Records drawn from a dataset »
*** Begin section ***

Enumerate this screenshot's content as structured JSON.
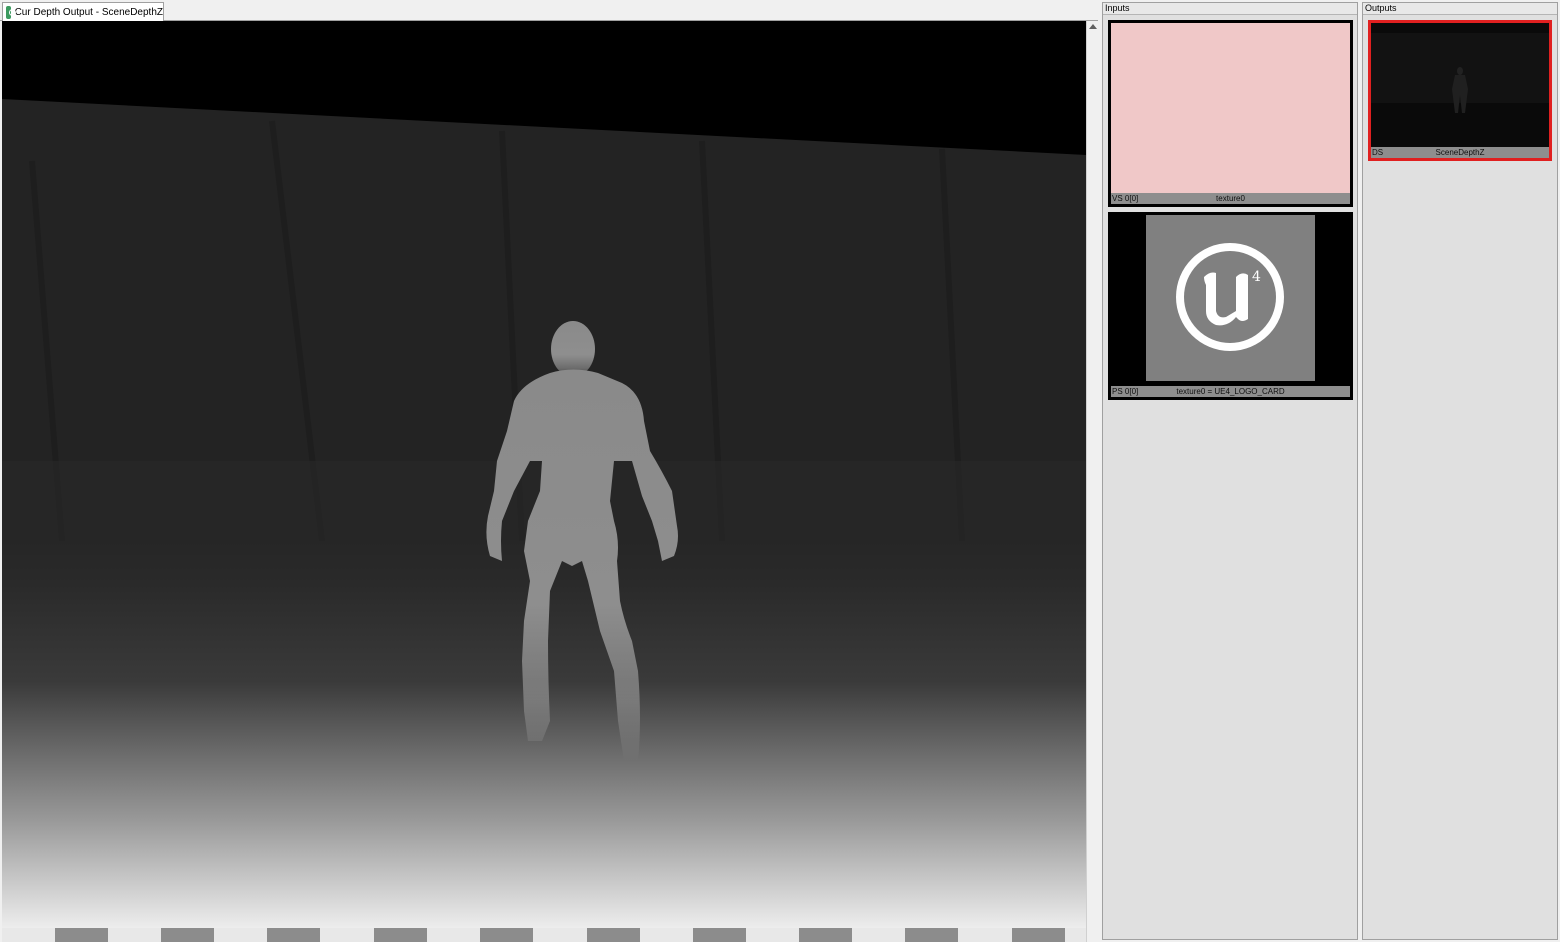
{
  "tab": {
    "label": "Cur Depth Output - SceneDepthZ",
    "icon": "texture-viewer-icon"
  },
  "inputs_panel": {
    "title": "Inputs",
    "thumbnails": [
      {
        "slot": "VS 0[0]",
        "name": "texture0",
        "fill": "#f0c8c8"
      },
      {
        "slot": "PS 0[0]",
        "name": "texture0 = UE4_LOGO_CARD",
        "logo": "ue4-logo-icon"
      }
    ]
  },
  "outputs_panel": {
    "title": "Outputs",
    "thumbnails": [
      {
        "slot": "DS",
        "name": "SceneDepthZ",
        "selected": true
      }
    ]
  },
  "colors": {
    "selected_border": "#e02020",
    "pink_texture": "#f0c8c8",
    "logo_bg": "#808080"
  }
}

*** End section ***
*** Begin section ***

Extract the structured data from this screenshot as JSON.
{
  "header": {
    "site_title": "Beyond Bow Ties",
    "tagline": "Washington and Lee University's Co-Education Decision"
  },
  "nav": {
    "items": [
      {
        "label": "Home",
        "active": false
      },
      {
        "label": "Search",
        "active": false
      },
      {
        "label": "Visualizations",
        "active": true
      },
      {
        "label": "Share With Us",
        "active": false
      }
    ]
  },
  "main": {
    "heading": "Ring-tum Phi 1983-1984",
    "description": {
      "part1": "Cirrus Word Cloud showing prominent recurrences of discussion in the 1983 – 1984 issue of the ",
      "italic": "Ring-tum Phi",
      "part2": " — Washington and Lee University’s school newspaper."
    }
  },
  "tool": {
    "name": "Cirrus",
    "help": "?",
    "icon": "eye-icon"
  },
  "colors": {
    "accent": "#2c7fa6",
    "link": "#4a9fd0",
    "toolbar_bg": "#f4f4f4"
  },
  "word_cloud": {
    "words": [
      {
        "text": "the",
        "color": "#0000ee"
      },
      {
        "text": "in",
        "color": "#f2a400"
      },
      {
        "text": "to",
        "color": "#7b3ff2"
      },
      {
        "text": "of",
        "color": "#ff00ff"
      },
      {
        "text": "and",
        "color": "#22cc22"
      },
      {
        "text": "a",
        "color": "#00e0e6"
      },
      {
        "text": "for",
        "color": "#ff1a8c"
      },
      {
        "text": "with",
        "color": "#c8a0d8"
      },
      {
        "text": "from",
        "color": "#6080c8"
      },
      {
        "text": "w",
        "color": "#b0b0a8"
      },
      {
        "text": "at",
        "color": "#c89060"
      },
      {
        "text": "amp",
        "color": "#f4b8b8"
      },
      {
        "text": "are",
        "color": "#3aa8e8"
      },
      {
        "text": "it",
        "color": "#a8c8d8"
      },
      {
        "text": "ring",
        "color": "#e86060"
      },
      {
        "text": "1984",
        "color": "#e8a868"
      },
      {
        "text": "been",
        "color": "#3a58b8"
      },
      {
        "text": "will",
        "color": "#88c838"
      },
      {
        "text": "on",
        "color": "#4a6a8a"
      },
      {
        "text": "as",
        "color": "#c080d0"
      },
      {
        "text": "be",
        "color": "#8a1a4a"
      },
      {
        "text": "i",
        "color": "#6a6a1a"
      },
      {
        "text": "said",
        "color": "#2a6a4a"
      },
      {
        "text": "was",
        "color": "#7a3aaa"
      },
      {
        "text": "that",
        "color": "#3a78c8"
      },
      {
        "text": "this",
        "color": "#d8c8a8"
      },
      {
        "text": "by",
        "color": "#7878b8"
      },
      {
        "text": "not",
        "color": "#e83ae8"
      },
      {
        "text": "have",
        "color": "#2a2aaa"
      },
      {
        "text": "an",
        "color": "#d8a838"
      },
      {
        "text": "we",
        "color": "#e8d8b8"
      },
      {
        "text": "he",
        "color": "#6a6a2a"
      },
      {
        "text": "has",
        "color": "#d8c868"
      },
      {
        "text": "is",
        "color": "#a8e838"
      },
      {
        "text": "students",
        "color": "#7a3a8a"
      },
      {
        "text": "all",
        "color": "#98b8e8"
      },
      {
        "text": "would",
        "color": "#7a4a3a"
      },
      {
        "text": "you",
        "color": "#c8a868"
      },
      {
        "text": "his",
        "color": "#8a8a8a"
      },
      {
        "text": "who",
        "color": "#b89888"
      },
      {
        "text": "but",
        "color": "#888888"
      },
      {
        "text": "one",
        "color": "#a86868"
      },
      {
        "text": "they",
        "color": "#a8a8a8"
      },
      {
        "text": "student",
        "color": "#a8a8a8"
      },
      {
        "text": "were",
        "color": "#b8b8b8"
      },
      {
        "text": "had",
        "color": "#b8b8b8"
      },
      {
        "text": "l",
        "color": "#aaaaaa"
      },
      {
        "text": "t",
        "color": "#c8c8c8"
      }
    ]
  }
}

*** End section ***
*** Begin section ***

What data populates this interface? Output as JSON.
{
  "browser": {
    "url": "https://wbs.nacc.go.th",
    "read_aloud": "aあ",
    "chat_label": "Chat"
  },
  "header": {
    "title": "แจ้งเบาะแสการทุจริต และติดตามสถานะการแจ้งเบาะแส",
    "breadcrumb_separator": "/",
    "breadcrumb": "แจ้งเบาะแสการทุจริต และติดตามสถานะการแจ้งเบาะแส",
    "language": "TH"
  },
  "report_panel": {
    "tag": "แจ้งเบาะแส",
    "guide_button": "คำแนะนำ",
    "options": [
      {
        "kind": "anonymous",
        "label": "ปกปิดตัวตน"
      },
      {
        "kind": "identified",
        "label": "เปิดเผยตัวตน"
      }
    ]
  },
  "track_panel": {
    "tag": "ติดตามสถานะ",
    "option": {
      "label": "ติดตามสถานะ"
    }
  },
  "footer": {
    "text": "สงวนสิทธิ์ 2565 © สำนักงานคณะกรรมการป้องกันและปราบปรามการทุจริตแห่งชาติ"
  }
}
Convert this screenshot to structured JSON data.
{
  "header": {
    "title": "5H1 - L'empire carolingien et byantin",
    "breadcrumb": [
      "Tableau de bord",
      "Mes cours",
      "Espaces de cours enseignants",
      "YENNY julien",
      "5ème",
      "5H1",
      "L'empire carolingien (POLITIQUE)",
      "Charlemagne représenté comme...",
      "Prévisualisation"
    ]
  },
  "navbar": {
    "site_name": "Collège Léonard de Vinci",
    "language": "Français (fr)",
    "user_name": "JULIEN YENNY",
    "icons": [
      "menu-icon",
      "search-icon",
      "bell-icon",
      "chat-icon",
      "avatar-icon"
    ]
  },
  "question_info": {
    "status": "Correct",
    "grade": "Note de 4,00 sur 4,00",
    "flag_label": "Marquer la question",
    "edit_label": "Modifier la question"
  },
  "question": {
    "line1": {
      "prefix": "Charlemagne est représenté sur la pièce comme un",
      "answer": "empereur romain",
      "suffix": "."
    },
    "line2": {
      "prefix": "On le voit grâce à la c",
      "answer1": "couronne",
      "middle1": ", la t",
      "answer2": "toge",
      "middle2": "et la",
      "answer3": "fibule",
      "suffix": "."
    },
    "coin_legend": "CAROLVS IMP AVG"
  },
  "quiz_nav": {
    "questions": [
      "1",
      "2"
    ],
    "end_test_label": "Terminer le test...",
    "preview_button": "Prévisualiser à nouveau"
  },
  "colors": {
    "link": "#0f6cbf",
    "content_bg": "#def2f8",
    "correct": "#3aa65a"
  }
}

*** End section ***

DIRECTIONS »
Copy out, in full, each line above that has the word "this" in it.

TASK ANSWER »
Enumerate this screenshot's content as structured JSON.
Extract the structured data from this screenshot as JSON.
        "text": "this",
What data populates this interface? Output as JSON.
Convert this screenshot to structured JSON data.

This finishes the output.